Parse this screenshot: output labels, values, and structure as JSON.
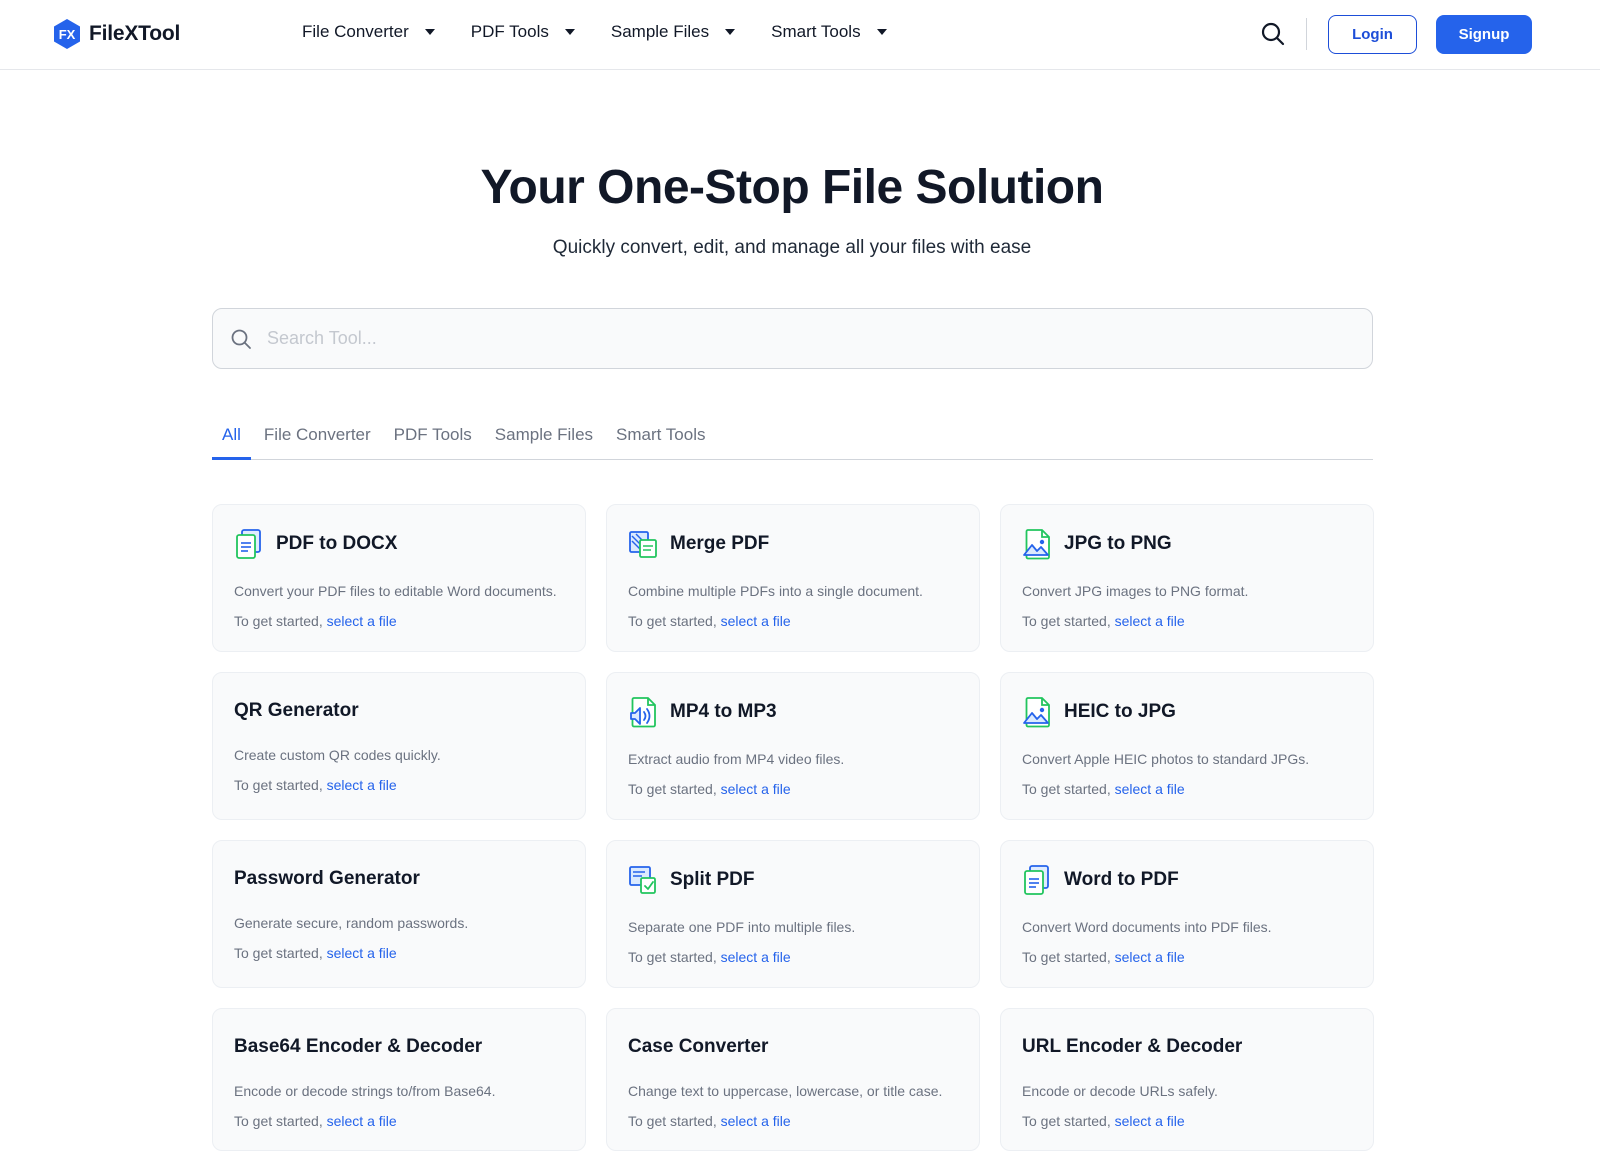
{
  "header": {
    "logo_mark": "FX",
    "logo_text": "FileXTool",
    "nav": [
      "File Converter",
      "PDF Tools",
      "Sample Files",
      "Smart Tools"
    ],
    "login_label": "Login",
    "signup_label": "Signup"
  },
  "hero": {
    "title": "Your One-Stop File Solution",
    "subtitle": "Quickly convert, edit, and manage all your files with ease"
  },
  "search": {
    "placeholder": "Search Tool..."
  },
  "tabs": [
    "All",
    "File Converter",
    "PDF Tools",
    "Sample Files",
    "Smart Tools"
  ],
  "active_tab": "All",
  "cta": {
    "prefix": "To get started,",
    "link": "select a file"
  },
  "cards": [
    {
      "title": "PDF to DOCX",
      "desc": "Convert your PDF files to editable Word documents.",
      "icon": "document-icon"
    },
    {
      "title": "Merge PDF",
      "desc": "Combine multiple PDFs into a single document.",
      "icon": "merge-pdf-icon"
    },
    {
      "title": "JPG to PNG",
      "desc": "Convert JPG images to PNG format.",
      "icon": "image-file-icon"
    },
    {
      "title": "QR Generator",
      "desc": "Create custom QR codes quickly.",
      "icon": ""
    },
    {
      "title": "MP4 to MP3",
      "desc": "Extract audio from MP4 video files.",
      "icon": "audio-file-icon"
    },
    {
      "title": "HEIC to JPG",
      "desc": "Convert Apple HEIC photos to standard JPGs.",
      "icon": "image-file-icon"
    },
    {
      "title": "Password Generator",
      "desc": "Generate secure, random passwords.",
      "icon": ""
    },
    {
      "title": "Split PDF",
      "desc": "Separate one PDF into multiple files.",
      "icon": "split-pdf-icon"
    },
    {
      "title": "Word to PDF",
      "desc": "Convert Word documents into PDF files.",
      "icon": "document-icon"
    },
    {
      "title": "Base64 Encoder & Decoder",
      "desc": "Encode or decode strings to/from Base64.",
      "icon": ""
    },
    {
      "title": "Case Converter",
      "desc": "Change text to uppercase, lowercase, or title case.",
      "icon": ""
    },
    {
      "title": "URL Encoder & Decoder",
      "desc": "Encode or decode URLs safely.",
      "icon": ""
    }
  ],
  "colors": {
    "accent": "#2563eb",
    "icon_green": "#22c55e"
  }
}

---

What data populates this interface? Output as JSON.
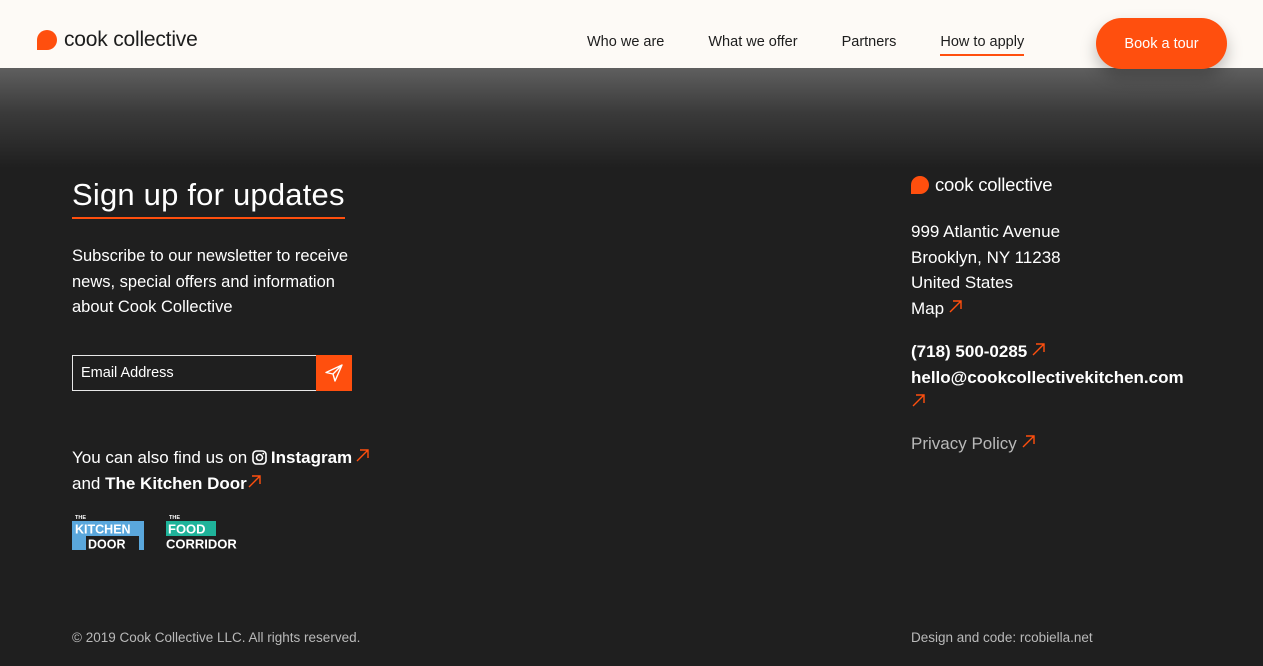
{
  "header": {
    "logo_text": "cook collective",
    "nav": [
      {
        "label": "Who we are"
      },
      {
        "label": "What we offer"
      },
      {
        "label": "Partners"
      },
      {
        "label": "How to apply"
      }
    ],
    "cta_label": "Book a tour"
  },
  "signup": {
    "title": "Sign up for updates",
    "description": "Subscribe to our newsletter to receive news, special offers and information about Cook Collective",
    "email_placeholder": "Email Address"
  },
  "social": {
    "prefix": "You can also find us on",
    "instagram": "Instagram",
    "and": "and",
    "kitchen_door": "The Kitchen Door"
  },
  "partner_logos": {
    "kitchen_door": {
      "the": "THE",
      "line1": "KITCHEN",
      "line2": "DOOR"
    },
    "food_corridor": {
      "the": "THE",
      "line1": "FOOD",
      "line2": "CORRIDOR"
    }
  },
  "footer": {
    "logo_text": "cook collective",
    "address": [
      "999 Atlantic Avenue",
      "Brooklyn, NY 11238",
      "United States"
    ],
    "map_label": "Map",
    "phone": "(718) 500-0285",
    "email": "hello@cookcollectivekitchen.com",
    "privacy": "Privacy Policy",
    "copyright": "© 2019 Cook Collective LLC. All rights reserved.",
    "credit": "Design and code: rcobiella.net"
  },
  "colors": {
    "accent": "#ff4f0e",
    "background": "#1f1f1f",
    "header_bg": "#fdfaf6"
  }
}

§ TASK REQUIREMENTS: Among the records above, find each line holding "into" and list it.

§ WRITTEN RESPONSE:
      "desc": "Combine multiple PDFs into a single document.",
      "desc": "Separate one PDF into multiple files.",
      "desc": "Convert Word documents into PDF files.",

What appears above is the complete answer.